The Fire Station is holding an open day on November 28 with demonstrations, exhibitions, talks and performances. 9-11 Lower Buckingham Street, Dublin 1, firestation.ie
Alice Maher’s residency: ‘It gave me space to work’
Alice Maher lived at the Fire Station in the early 1990s:
“I was more or less the first resident and was thrilled to get a huge space to work and live in. It was at a critical time for me. I was just giving up my job at NCAD: I very quickly made that decision after a year teaching. I was full of ideas for things I wanted to do, and it was really incompatible to do the two.
“Fire Station was a great transition space. It totally helped me leave teaching and to fully live life as an artist all day long. It gave me the space to work: physically and psychologically.
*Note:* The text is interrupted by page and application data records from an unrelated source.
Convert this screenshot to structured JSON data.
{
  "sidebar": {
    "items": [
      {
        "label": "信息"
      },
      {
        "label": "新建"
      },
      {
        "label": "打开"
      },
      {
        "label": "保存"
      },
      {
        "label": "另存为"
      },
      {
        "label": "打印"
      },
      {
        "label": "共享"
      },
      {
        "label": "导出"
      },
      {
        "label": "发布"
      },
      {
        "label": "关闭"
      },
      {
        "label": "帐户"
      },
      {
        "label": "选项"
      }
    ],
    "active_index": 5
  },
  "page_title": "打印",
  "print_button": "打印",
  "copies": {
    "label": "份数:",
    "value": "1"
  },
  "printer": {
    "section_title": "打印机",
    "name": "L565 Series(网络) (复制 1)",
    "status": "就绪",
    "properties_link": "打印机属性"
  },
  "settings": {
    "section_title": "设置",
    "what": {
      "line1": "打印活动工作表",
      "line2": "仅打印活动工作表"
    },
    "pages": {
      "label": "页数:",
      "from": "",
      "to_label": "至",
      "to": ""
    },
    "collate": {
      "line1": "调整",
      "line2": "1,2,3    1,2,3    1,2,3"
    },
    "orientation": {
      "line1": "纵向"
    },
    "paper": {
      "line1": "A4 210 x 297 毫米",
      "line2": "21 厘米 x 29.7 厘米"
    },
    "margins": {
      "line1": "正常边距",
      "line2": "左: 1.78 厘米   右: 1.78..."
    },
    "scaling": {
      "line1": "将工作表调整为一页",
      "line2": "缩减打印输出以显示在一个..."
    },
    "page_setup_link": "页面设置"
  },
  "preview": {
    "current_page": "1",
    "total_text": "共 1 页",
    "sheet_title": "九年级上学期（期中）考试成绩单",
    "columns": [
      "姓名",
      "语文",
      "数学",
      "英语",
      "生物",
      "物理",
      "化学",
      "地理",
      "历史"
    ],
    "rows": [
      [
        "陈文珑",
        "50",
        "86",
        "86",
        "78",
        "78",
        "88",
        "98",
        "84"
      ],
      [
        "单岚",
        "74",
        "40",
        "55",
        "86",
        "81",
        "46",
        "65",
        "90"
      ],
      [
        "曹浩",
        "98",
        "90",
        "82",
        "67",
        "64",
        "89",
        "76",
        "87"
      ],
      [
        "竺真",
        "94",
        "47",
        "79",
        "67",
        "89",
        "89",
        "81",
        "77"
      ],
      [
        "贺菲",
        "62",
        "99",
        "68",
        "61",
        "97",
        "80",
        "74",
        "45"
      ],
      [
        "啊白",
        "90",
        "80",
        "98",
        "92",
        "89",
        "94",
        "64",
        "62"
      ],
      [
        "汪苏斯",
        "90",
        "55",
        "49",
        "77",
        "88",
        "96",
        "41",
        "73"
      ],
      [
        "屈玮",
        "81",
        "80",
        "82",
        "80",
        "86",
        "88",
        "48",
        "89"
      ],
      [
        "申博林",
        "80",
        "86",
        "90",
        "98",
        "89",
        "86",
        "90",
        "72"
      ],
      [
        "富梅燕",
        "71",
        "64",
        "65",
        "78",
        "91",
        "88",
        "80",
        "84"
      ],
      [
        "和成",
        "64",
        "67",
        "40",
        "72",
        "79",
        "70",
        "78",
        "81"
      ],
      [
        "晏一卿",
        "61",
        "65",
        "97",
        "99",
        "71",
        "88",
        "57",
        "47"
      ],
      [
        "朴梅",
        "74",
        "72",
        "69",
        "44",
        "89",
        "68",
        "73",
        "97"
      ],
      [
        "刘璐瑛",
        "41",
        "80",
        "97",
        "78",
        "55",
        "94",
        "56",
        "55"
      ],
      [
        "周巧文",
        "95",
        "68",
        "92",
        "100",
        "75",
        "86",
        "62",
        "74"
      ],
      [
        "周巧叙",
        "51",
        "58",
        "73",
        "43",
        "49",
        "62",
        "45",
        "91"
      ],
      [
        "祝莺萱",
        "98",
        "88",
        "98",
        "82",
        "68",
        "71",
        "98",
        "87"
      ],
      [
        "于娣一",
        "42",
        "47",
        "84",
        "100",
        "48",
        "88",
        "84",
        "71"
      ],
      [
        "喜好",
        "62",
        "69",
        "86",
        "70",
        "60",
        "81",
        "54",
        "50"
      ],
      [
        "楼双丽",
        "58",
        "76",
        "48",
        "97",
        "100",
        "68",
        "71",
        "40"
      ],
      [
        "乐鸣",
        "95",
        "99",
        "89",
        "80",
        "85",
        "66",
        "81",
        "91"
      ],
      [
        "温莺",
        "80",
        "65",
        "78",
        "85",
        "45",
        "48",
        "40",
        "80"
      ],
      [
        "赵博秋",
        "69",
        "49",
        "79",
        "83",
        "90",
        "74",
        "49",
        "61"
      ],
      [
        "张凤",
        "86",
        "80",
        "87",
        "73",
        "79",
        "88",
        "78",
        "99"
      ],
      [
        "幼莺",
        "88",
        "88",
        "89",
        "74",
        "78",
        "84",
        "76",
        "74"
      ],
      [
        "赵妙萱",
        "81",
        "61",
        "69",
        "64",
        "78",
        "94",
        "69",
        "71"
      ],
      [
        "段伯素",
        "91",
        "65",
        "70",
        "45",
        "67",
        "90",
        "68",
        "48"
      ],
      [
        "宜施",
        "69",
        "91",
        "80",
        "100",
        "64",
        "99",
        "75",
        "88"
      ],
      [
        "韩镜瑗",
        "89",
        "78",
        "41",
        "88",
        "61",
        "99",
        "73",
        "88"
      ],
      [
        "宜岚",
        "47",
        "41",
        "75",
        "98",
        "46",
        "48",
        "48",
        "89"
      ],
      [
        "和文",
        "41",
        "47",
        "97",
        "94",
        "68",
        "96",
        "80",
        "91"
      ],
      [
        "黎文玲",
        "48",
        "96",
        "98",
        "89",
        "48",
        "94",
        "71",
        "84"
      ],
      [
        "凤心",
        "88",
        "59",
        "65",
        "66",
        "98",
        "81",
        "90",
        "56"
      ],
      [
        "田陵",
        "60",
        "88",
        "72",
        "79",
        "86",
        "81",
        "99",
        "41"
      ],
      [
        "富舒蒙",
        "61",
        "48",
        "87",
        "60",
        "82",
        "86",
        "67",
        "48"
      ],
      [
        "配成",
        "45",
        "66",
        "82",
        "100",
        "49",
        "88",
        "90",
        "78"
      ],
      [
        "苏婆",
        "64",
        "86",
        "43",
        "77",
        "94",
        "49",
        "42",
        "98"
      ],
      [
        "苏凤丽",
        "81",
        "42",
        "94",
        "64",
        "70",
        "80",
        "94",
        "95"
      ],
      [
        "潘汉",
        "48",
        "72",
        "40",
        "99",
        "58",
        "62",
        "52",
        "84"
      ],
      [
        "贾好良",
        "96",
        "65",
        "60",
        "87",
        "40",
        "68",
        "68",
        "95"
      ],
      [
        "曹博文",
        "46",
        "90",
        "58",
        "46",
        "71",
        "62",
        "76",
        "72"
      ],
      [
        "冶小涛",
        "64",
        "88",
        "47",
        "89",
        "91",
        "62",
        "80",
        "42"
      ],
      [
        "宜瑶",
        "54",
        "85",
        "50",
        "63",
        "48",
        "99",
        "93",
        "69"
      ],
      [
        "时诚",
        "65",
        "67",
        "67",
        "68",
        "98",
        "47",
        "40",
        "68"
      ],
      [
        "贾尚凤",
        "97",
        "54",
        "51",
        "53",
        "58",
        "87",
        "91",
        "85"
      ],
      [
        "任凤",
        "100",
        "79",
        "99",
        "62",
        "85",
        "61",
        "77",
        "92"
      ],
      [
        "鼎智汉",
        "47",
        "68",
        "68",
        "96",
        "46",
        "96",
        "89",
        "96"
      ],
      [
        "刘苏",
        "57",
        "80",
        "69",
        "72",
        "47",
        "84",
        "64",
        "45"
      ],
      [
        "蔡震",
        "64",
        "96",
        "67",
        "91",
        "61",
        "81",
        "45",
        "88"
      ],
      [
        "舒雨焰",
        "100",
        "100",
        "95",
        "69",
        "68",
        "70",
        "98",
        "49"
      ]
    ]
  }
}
“My bedroom was up in the eaves, with a beautiful wooden beam I had to climb over to get into the bed.
“My first really big exhibition came from there, in the Douglas Hyde gallery in Trinity, in 1994. Douglas Hyde is a huge space, and having a big space to make work in made it easy to project work into the space.
“Also, the curator could come and see progress and we could have the discussion with the work hanging there. That upped the ante for me, it fed the ambition, and gave me courage to make work on a large scale.
“It was difficult to leave such an amazing space. The main thing for an artist is where to store stuff; it is not about having a nice room.
“Afterwards I had a residency in Paris, and when I returned to Dublin I went straight back to the north inner city, two blocks away from Fire Station, and I often got help from them. I have now built my own space in Co Mayo, which is based on my experience in Fire Station and my memory of working and living in one compatible space.”